# GIVEN DATA

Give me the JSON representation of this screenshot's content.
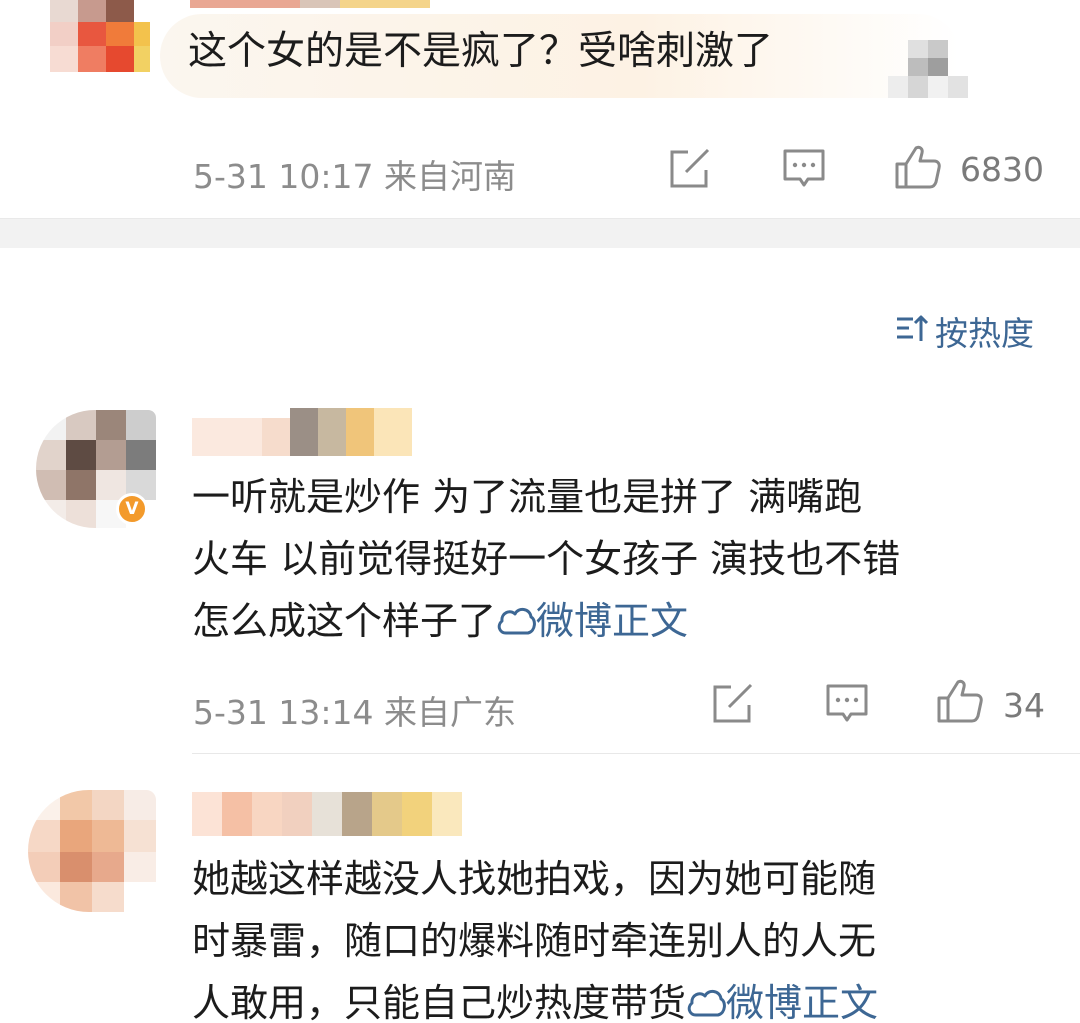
{
  "comments": [
    {
      "text": "这个女的是不是疯了？受啥刺激了",
      "time": "5-31 10:17",
      "location": "来自河南",
      "likes": "6830"
    },
    {
      "text_line1": "一听就是炒作  为了流量也是拼了 满嘴跑",
      "text_line2": "火车 以前觉得挺好一个女孩子 演技也不错",
      "text_line3": "怎么成这个样子了",
      "link": "微博正文",
      "time": "5-31 13:14",
      "location": "来自广东",
      "likes": "34"
    },
    {
      "text_line1": "她越这样越没人找她拍戏，因为她可能随",
      "text_line2": "时暴雷，随口的爆料随时牵连别人的人无",
      "text_line3": "人敢用，只能自己炒热度带货",
      "link": "微博正文"
    }
  ],
  "sort": {
    "label": "按热度"
  },
  "badges": {
    "verified": "V"
  },
  "icons": [
    "share-icon",
    "comment-icon",
    "like-icon",
    "sort-icon",
    "weibo-link-icon",
    "verified-badge-icon"
  ],
  "colors": {
    "link": "#3d6794",
    "meta": "#8c8c8c",
    "badge": "#f39a2b",
    "divider": "#f2f2f2"
  }
}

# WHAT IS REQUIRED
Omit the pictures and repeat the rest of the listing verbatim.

# SOLUTION BELOW
Give me the JSON representation of this screenshot's content.
{
  "comments": [
    {
      "text": "这个女的是不是疯了？受啥刺激了",
      "time": "5-31 10:17",
      "location": "来自河南",
      "likes": "6830"
    },
    {
      "text_line1": "一听就是炒作  为了流量也是拼了 满嘴跑",
      "text_line2": "火车 以前觉得挺好一个女孩子 演技也不错",
      "text_line3": "怎么成这个样子了",
      "link": "微博正文",
      "time": "5-31 13:14",
      "location": "来自广东",
      "likes": "34"
    },
    {
      "text_line1": "她越这样越没人找她拍戏，因为她可能随",
      "text_line2": "时暴雷，随口的爆料随时牵连别人的人无",
      "text_line3": "人敢用，只能自己炒热度带货",
      "link": "微博正文"
    }
  ],
  "sort": {
    "label": "按热度"
  },
  "badges": {
    "verified": "V"
  },
  "icons": [
    "share-icon",
    "comment-icon",
    "like-icon",
    "sort-icon",
    "weibo-link-icon",
    "verified-badge-icon"
  ],
  "colors": {
    "link": "#3d6794",
    "meta": "#8c8c8c",
    "badge": "#f39a2b",
    "divider": "#f2f2f2"
  }
}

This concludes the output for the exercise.